Work to be completed
Below are records to be copied exactly; their pictures are to be omitted.

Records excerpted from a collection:

———

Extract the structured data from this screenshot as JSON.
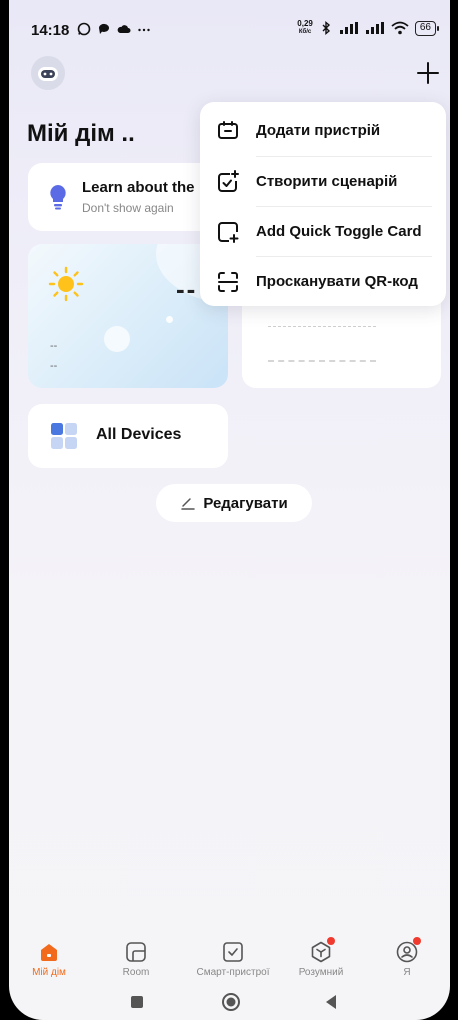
{
  "status_bar": {
    "time": "14:18",
    "net_speed_value": "0,29",
    "net_speed_unit": "Кб/с",
    "battery": "66"
  },
  "header": {
    "title": "Мій дім .."
  },
  "tip_card": {
    "title": "Learn about the",
    "subtitle": "Don't show again"
  },
  "weather_card": {
    "temperature": "--",
    "line1": "--",
    "line2": "--"
  },
  "devices_card": {
    "label": "All Devices"
  },
  "edit_button": {
    "label": "Редагувати"
  },
  "menu": {
    "items": [
      {
        "label": "Додати пристрій",
        "icon": "add-device-icon"
      },
      {
        "label": "Створити сценарій",
        "icon": "create-scene-icon"
      },
      {
        "label": "Add Quick Toggle Card",
        "icon": "quick-toggle-icon"
      },
      {
        "label": "Просканувати QR-код",
        "icon": "qr-scan-icon"
      }
    ]
  },
  "bottom_nav": {
    "items": [
      {
        "label": "Мій дім",
        "icon": "home-icon",
        "active": true
      },
      {
        "label": "Room",
        "icon": "room-icon",
        "active": false
      },
      {
        "label": "Смарт-пристрої",
        "icon": "smart-devices-icon",
        "active": false
      },
      {
        "label": "Розумний",
        "icon": "smart-scene-icon",
        "active": false
      },
      {
        "label": "Я",
        "icon": "profile-icon",
        "active": false
      }
    ]
  },
  "colors": {
    "accent": "#f26a1b",
    "badge": "#f03a2e",
    "tip_bulb": "#5b6be6"
  }
}
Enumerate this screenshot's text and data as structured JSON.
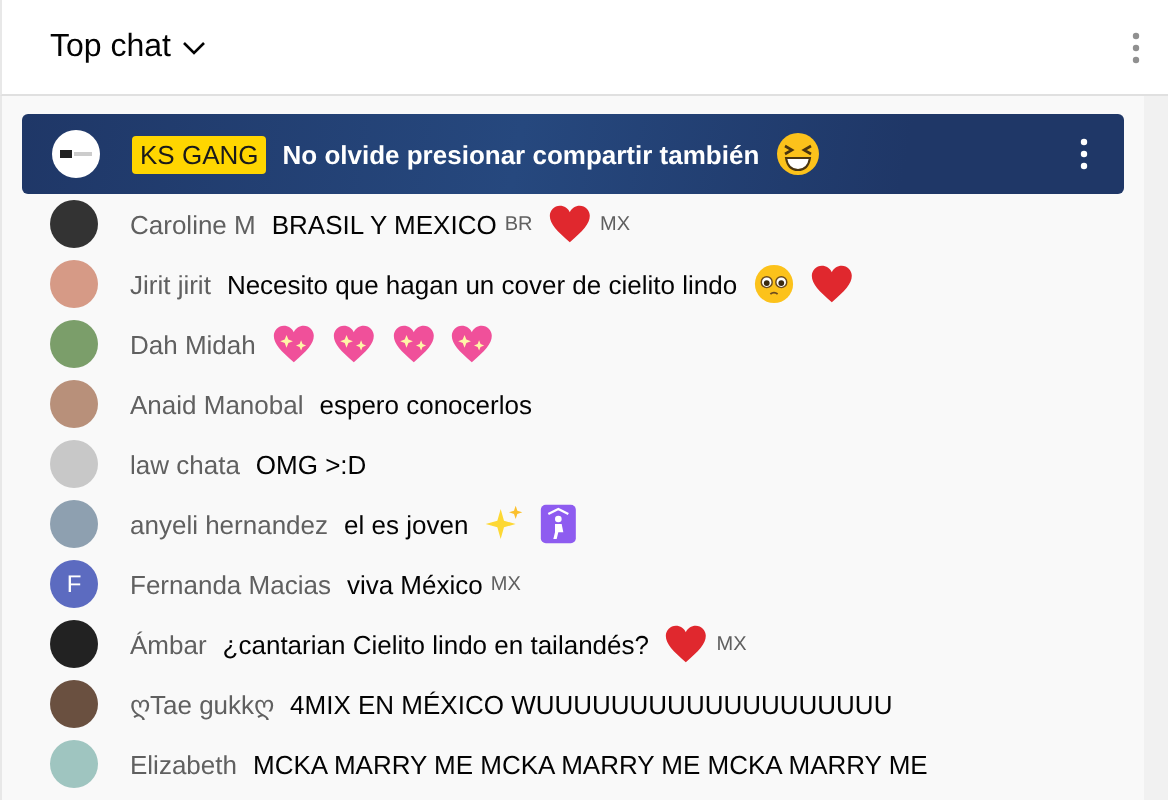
{
  "header": {
    "title": "Top chat"
  },
  "pinned": {
    "badge": "KS GANG",
    "text": "No olvide presionar compartir también"
  },
  "messages": [
    {
      "author": "Caroline M",
      "avatar": {
        "kind": "photo"
      },
      "parts": [
        {
          "kind": "text",
          "text": "BRASIL Y MEXICO"
        },
        {
          "kind": "flag",
          "text": "BR"
        },
        {
          "kind": "heart"
        },
        {
          "kind": "flag",
          "text": "MX"
        }
      ]
    },
    {
      "author": "Jirit jirit",
      "avatar": {
        "kind": "photo"
      },
      "parts": [
        {
          "kind": "text",
          "text": "Necesito que hagan un cover de cielito lindo"
        },
        {
          "kind": "pleading"
        },
        {
          "kind": "heart"
        }
      ]
    },
    {
      "author": "Dah Midah",
      "avatar": {
        "kind": "photo"
      },
      "parts": [
        {
          "kind": "sparkle-heart"
        },
        {
          "kind": "sparkle-heart"
        },
        {
          "kind": "sparkle-heart"
        },
        {
          "kind": "sparkle-heart"
        }
      ]
    },
    {
      "author": "Anaid Manobal",
      "avatar": {
        "kind": "photo"
      },
      "parts": [
        {
          "kind": "text",
          "text": "espero conocerlos"
        }
      ]
    },
    {
      "author": "law chata",
      "avatar": {
        "kind": "photo"
      },
      "parts": [
        {
          "kind": "text",
          "text": "OMG >:D"
        }
      ]
    },
    {
      "author": "anyeli hernandez",
      "avatar": {
        "kind": "photo"
      },
      "parts": [
        {
          "kind": "text",
          "text": "el es joven"
        },
        {
          "kind": "sparkles"
        },
        {
          "kind": "kneel"
        }
      ]
    },
    {
      "author": "Fernanda Macias",
      "avatar": {
        "kind": "letter",
        "letter": "F"
      },
      "parts": [
        {
          "kind": "text",
          "text": "viva México"
        },
        {
          "kind": "flag",
          "text": "MX"
        }
      ]
    },
    {
      "author": "Ámbar",
      "avatar": {
        "kind": "photo"
      },
      "parts": [
        {
          "kind": "text",
          "text": "¿cantarian Cielito lindo en tailandés?"
        },
        {
          "kind": "heart"
        },
        {
          "kind": "flag",
          "text": "MX"
        }
      ]
    },
    {
      "author": "ღTae gukkღ",
      "avatar": {
        "kind": "photo"
      },
      "parts": [
        {
          "kind": "text",
          "text": "4MIX EN MÉXICO WUUUUUUUUUUUUUUUUUUU"
        }
      ]
    },
    {
      "author": "Elizabeth",
      "avatar": {
        "kind": "photo"
      },
      "parts": [
        {
          "kind": "text",
          "text": "MCKA MARRY ME MCKA MARRY ME MCKA MARRY ME"
        }
      ]
    }
  ]
}
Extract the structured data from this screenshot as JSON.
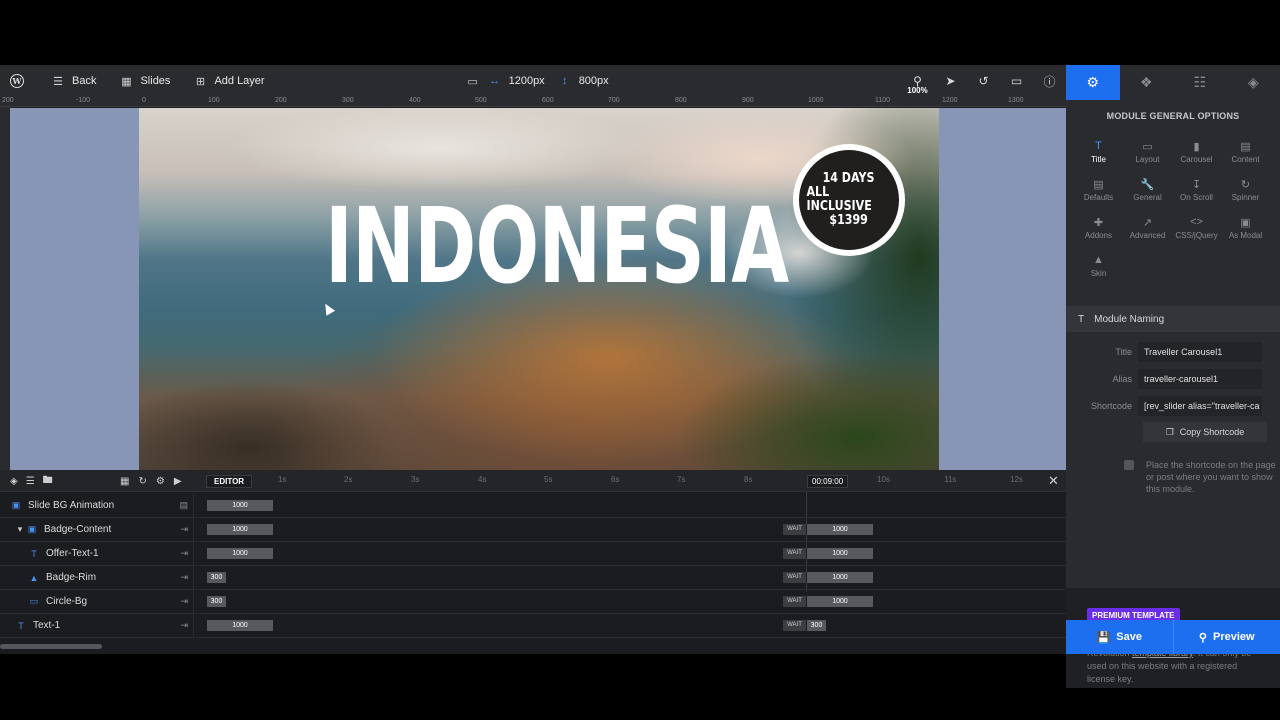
{
  "topbar": {
    "back_label": "Back",
    "slides_label": "Slides",
    "add_layer_label": "Add Layer",
    "width_value": "1200px",
    "height_value": "800px",
    "zoom_label": "100%"
  },
  "ruler": {
    "ticks": [
      "200",
      "-100",
      "0",
      "100",
      "200",
      "300",
      "400",
      "500",
      "600",
      "700",
      "800",
      "900",
      "1000",
      "1100",
      "1200",
      "1300"
    ]
  },
  "slide": {
    "headline": "INDONESIA",
    "badge_line1": "14 DAYS",
    "badge_line2": "ALL INCLUSIVE",
    "badge_line3": "$1399"
  },
  "right_panel": {
    "title": "MODULE GENERAL OPTIONS",
    "options": [
      {
        "label": "Title",
        "icon": "title-icon"
      },
      {
        "label": "Layout",
        "icon": "layout-icon"
      },
      {
        "label": "Carousel",
        "icon": "carousel-icon"
      },
      {
        "label": "Content",
        "icon": "content-icon"
      },
      {
        "label": "Defaults",
        "icon": "defaults-icon"
      },
      {
        "label": "General",
        "icon": "wrench-icon"
      },
      {
        "label": "On Scroll",
        "icon": "scroll-icon"
      },
      {
        "label": "Spinner",
        "icon": "spinner-icon"
      },
      {
        "label": "Addons",
        "icon": "puzzle-icon"
      },
      {
        "label": "Advanced",
        "icon": "chart-icon"
      },
      {
        "label": "CSS/jQuery",
        "icon": "code-icon"
      },
      {
        "label": "As Modal",
        "icon": "modal-icon"
      },
      {
        "label": "Skin",
        "icon": "brush-icon"
      }
    ],
    "naming_section": "Module Naming",
    "title_label": "Title",
    "title_value": "Traveller Carousel1",
    "alias_label": "Alias",
    "alias_value": "traveller-carousel1",
    "shortcode_label": "Shortcode",
    "shortcode_value": "[rev_slider alias=\"traveller-ca",
    "copy_button": "Copy Shortcode",
    "hint": "Place the shortcode on the page or post where you want to show this module.",
    "premium_badge": "PREMIUM TEMPLATE",
    "premium_text_before": "This is a Premium template from the Slider Revolution ",
    "premium_link": "template library",
    "premium_text_after": ". It can only be used on this website with a registered license key.",
    "save_label": "Save",
    "preview_label": "Preview"
  },
  "timeline": {
    "editor_label": "EDITOR",
    "ticks": [
      "1s",
      "2s",
      "3s",
      "4s",
      "5s",
      "6s",
      "7s",
      "8s",
      "10s",
      "11s",
      "12s"
    ],
    "playhead_time": "00:09:00",
    "rows": [
      {
        "name": "Slide BG Animation",
        "bar1": "1000",
        "wait": "",
        "bar2": ""
      },
      {
        "name": "Badge-Content",
        "bar1": "1000",
        "wait": "WAIT",
        "bar2": "1000"
      },
      {
        "name": "Offer-Text-1",
        "bar1": "1000",
        "wait": "WAIT",
        "bar2": "1000"
      },
      {
        "name": "Badge-Rim",
        "bar1": "300",
        "wait": "WAIT",
        "bar2": "1000"
      },
      {
        "name": "Circle-Bg",
        "bar1": "300",
        "wait": "WAIT",
        "bar2": "1000"
      },
      {
        "name": "Text-1",
        "bar1": "1000",
        "wait": "WAIT",
        "bar2": "300"
      }
    ]
  },
  "colors": {
    "accent": "#1e6ef0",
    "premium": "#6a2ee8",
    "stage_bg": "#8796b6"
  }
}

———

Written reply
Extract the structured data from this screenshot as JSON.
{
  "status_bar": {
    "time": "14:18",
    "net_speed_value": "0,29",
    "net_speed_unit": "Кб/с",
    "battery": "66"
  },
  "header": {
    "title": "Мій дім .."
  },
  "tip_card": {
    "title": "Learn about the",
    "subtitle": "Don't show again"
  },
  "weather_card": {
    "temperature": "--",
    "line1": "--",
    "line2": "--"
  },
  "devices_card": {
    "label": "All Devices"
  },
  "edit_button": {
    "label": "Редагувати"
  },
  "menu": {
    "items": [
      {
        "label": "Додати пристрій",
        "icon": "add-device-icon"
      },
      {
        "label": "Створити сценарій",
        "icon": "create-scene-icon"
      },
      {
        "label": "Add Quick Toggle Card",
        "icon": "quick-toggle-icon"
      },
      {
        "label": "Просканувати QR-код",
        "icon": "qr-scan-icon"
      }
    ]
  },
  "bottom_nav": {
    "items": [
      {
        "label": "Мій дім",
        "icon": "home-icon",
        "active": true
      },
      {
        "label": "Room",
        "icon": "room-icon",
        "active": false
      },
      {
        "label": "Смарт-пристрої",
        "icon": "smart-devices-icon",
        "active": false
      },
      {
        "label": "Розумний",
        "icon": "smart-scene-icon",
        "active": false
      },
      {
        "label": "Я",
        "icon": "profile-icon",
        "active": false
      }
    ]
  },
  "colors": {
    "accent": "#f26a1b",
    "badge": "#f03a2e",
    "tip_bulb": "#5b6be6"
  }
}
Enumerate this screenshot's text and data as structured JSON.
{
  "header": {
    "title": "Top chat"
  },
  "pinned": {
    "badge": "KS GANG",
    "text": "No olvide presionar compartir también"
  },
  "messages": [
    {
      "author": "Caroline M",
      "avatar": {
        "kind": "photo"
      },
      "parts": [
        {
          "kind": "text",
          "text": "BRASIL Y MEXICO"
        },
        {
          "kind": "flag",
          "text": "BR"
        },
        {
          "kind": "heart"
        },
        {
          "kind": "flag",
          "text": "MX"
        }
      ]
    },
    {
      "author": "Jirit jirit",
      "avatar": {
        "kind": "photo"
      },
      "parts": [
        {
          "kind": "text",
          "text": "Necesito que hagan un cover de cielito lindo"
        },
        {
          "kind": "pleading"
        },
        {
          "kind": "heart"
        }
      ]
    },
    {
      "author": "Dah Midah",
      "avatar": {
        "kind": "photo"
      },
      "parts": [
        {
          "kind": "sparkle-heart"
        },
        {
          "kind": "sparkle-heart"
        },
        {
          "kind": "sparkle-heart"
        },
        {
          "kind": "sparkle-heart"
        }
      ]
    },
    {
      "author": "Anaid Manobal",
      "avatar": {
        "kind": "photo"
      },
      "parts": [
        {
          "kind": "text",
          "text": "espero conocerlos"
        }
      ]
    },
    {
      "author": "law chata",
      "avatar": {
        "kind": "photo"
      },
      "parts": [
        {
          "kind": "text",
          "text": "OMG >:D"
        }
      ]
    },
    {
      "author": "anyeli hernandez",
      "avatar": {
        "kind": "photo"
      },
      "parts": [
        {
          "kind": "text",
          "text": "el es joven"
        },
        {
          "kind": "sparkles"
        },
        {
          "kind": "kneel"
        }
      ]
    },
    {
      "author": "Fernanda Macias",
      "avatar": {
        "kind": "letter",
        "letter": "F"
      },
      "parts": [
        {
          "kind": "text",
          "text": "viva México"
        },
        {
          "kind": "flag",
          "text": "MX"
        }
      ]
    },
    {
      "author": "Ámbar",
      "avatar": {
        "kind": "photo"
      },
      "parts": [
        {
          "kind": "text",
          "text": "¿cantarian Cielito lindo en tailandés?"
        },
        {
          "kind": "heart"
        },
        {
          "kind": "flag",
          "text": "MX"
        }
      ]
    },
    {
      "author": "ღTae gukkღ",
      "avatar": {
        "kind": "photo"
      },
      "parts": [
        {
          "kind": "text",
          "text": "4MIX EN MÉXICO WUUUUUUUUUUUUUUUUUUU"
        }
      ]
    },
    {
      "author": "Elizabeth",
      "avatar": {
        "kind": "photo"
      },
      "parts": [
        {
          "kind": "text",
          "text": "MCKA MARRY ME MCKA MARRY ME MCKA MARRY ME"
        }
      ]
    }
  ]
}
Extract the structured data from this screenshot as JSON.
{
  "topbar": {
    "back_label": "Back",
    "slides_label": "Slides",
    "add_layer_label": "Add Layer",
    "width_value": "1200px",
    "height_value": "800px",
    "zoom_label": "100%"
  },
  "ruler": {
    "ticks": [
      "200",
      "-100",
      "0",
      "100",
      "200",
      "300",
      "400",
      "500",
      "600",
      "700",
      "800",
      "900",
      "1000",
      "1100",
      "1200",
      "1300"
    ]
  },
  "slide": {
    "headline": "INDONESIA",
    "badge_line1": "14 DAYS",
    "badge_line2": "ALL INCLUSIVE",
    "badge_line3": "$1399"
  },
  "right_panel": {
    "title": "MODULE GENERAL OPTIONS",
    "options": [
      {
        "label": "Title",
        "icon": "title-icon"
      },
      {
        "label": "Layout",
        "icon": "layout-icon"
      },
      {
        "label": "Carousel",
        "icon": "carousel-icon"
      },
      {
        "label": "Content",
        "icon": "content-icon"
      },
      {
        "label": "Defaults",
        "icon": "defaults-icon"
      },
      {
        "label": "General",
        "icon": "wrench-icon"
      },
      {
        "label": "On Scroll",
        "icon": "scroll-icon"
      },
      {
        "label": "Spinner",
        "icon": "spinner-icon"
      },
      {
        "label": "Addons",
        "icon": "puzzle-icon"
      },
      {
        "label": "Advanced",
        "icon": "chart-icon"
      },
      {
        "label": "CSS/jQuery",
        "icon": "code-icon"
      },
      {
        "label": "As Modal",
        "icon": "modal-icon"
      },
      {
        "label": "Skin",
        "icon": "brush-icon"
      }
    ],
    "naming_section": "Module Naming",
    "title_label": "Title",
    "title_value": "Traveller Carousel1",
    "alias_label": "Alias",
    "alias_value": "traveller-carousel1",
    "shortcode_label": "Shortcode",
    "shortcode_value": "[rev_slider alias=\"traveller-ca",
    "copy_button": "Copy Shortcode",
    "hint": "Place the shortcode on the page or post where you want to show this module.",
    "premium_badge": "PREMIUM TEMPLATE",
    "premium_text_before": "This is a Premium template from the Slider Revolution ",
    "premium_link": "template library",
    "premium_text_after": ". It can only be used on this website with a registered license key.",
    "save_label": "Save",
    "preview_label": "Preview"
  },
  "timeline": {
    "editor_label": "EDITOR",
    "ticks": [
      "1s",
      "2s",
      "3s",
      "4s",
      "5s",
      "6s",
      "7s",
      "8s",
      "10s",
      "11s",
      "12s"
    ],
    "playhead_time": "00:09:00",
    "rows": [
      {
        "name": "Slide BG Animation",
        "bar1": "1000",
        "wait": "",
        "bar2": ""
      },
      {
        "name": "Badge-Content",
        "bar1": "1000",
        "wait": "WAIT",
        "bar2": "1000"
      },
      {
        "name": "Offer-Text-1",
        "bar1": "1000",
        "wait": "WAIT",
        "bar2": "1000"
      },
      {
        "name": "Badge-Rim",
        "bar1": "300",
        "wait": "WAIT",
        "bar2": "1000"
      },
      {
        "name": "Circle-Bg",
        "bar1": "300",
        "wait": "WAIT",
        "bar2": "1000"
      },
      {
        "name": "Text-1",
        "bar1": "1000",
        "wait": "WAIT",
        "bar2": "300"
      }
    ]
  },
  "colors": {
    "accent": "#1e6ef0",
    "premium": "#6a2ee8",
    "stage_bg": "#8796b6"
  }
}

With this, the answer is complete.